Items from a data source
——————

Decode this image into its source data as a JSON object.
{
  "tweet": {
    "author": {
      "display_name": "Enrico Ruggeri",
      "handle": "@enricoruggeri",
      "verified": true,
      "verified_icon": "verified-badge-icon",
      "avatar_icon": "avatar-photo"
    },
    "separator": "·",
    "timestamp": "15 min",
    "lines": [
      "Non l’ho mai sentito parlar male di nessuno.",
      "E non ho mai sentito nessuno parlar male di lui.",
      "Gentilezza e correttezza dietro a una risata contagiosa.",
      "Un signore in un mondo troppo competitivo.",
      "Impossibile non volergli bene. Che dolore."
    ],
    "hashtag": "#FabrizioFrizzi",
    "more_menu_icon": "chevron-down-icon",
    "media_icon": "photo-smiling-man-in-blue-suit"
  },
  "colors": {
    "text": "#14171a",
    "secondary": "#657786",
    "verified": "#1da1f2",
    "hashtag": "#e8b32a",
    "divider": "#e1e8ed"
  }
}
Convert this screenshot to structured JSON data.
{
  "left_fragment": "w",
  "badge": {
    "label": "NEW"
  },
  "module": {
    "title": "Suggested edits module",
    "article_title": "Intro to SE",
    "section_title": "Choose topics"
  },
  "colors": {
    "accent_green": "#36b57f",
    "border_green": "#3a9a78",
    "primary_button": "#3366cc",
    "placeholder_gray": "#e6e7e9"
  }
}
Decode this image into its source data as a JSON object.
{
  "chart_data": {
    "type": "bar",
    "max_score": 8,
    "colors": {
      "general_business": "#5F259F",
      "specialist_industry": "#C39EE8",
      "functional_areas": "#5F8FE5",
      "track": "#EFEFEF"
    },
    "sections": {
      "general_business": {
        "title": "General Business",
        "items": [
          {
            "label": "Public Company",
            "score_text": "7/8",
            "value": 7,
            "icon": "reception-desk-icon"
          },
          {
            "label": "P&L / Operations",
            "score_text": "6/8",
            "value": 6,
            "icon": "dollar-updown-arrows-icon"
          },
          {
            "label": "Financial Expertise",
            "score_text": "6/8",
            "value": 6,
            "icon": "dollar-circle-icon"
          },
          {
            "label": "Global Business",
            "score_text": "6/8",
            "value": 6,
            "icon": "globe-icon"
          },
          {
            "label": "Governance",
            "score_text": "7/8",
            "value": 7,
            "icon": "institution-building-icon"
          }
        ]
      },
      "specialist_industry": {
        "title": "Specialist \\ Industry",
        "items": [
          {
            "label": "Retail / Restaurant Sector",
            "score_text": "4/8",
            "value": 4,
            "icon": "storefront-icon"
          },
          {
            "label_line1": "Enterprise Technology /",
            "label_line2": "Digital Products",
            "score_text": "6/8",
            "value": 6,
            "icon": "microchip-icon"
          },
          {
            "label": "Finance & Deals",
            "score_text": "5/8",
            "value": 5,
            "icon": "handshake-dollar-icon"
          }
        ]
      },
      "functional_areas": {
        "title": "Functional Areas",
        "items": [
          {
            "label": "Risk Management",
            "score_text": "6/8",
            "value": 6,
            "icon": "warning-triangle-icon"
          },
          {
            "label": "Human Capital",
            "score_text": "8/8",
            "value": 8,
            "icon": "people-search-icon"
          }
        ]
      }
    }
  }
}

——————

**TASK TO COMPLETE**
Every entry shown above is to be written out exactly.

**SOLUTION TO THIS EXERCISE**
Decode this image into its source data as a JSON object.
{
  "tweet": {
    "author": {
      "display_name": "Enrico Ruggeri",
      "handle": "@enricoruggeri",
      "verified": true,
      "verified_icon": "verified-badge-icon",
      "avatar_icon": "avatar-photo"
    },
    "separator": "·",
    "timestamp": "15 min",
    "lines": [
      "Non l’ho mai sentito parlar male di nessuno.",
      "E non ho mai sentito nessuno parlar male di lui.",
      "Gentilezza e correttezza dietro a una risata contagiosa.",
      "Un signore in un mondo troppo competitivo.",
      "Impossibile non volergli bene. Che dolore."
    ],
    "hashtag": "#FabrizioFrizzi",
    "more_menu_icon": "chevron-down-icon",
    "media_icon": "photo-smiling-man-in-blue-suit"
  },
  "colors": {
    "text": "#14171a",
    "secondary": "#657786",
    "verified": "#1da1f2",
    "hashtag": "#e8b32a",
    "divider": "#e1e8ed"
  }
}
Convert this screenshot to structured JSON data.
{
  "left_fragment": "w",
  "badge": {
    "label": "NEW"
  },
  "module": {
    "title": "Suggested edits module",
    "article_title": "Intro to SE",
    "section_title": "Choose topics"
  },
  "colors": {
    "accent_green": "#36b57f",
    "border_green": "#3a9a78",
    "primary_button": "#3366cc",
    "placeholder_gray": "#e6e7e9"
  }
}
Decode this image into its source data as a JSON object.
{
  "chart_data": {
    "type": "bar",
    "max_score": 8,
    "colors": {
      "general_business": "#5F259F",
      "specialist_industry": "#C39EE8",
      "functional_areas": "#5F8FE5",
      "track": "#EFEFEF"
    },
    "sections": {
      "general_business": {
        "title": "General Business",
        "items": [
          {
            "label": "Public Company",
            "score_text": "7/8",
            "value": 7,
            "icon": "reception-desk-icon"
          },
          {
            "label": "P&L / Operations",
            "score_text": "6/8",
            "value": 6,
            "icon": "dollar-updown-arrows-icon"
          },
          {
            "label": "Financial Expertise",
            "score_text": "6/8",
            "value": 6,
            "icon": "dollar-circle-icon"
          },
          {
            "label": "Global Business",
            "score_text": "6/8",
            "value": 6,
            "icon": "globe-icon"
          },
          {
            "label": "Governance",
            "score_text": "7/8",
            "value": 7,
            "icon": "institution-building-icon"
          }
        ]
      },
      "specialist_industry": {
        "title": "Specialist \\ Industry",
        "items": [
          {
            "label": "Retail / Restaurant Sector",
            "score_text": "4/8",
            "value": 4,
            "icon": "storefront-icon"
          },
          {
            "label_line1": "Enterprise Technology /",
            "label_line2": "Digital Products",
            "score_text": "6/8",
            "value": 6,
            "icon": "microchip-icon"
          },
          {
            "label": "Finance & Deals",
            "score_text": "5/8",
            "value": 5,
            "icon": "handshake-dollar-icon"
          }
        ]
      },
      "functional_areas": {
        "title": "Functional Areas",
        "items": [
          {
            "label": "Risk Management",
            "score_text": "6/8",
            "value": 6,
            "icon": "warning-triangle-icon"
          },
          {
            "label": "Human Capital",
            "score_text": "8/8",
            "value": 8,
            "icon": "people-search-icon"
          }
        ]
      }
    }
  }
}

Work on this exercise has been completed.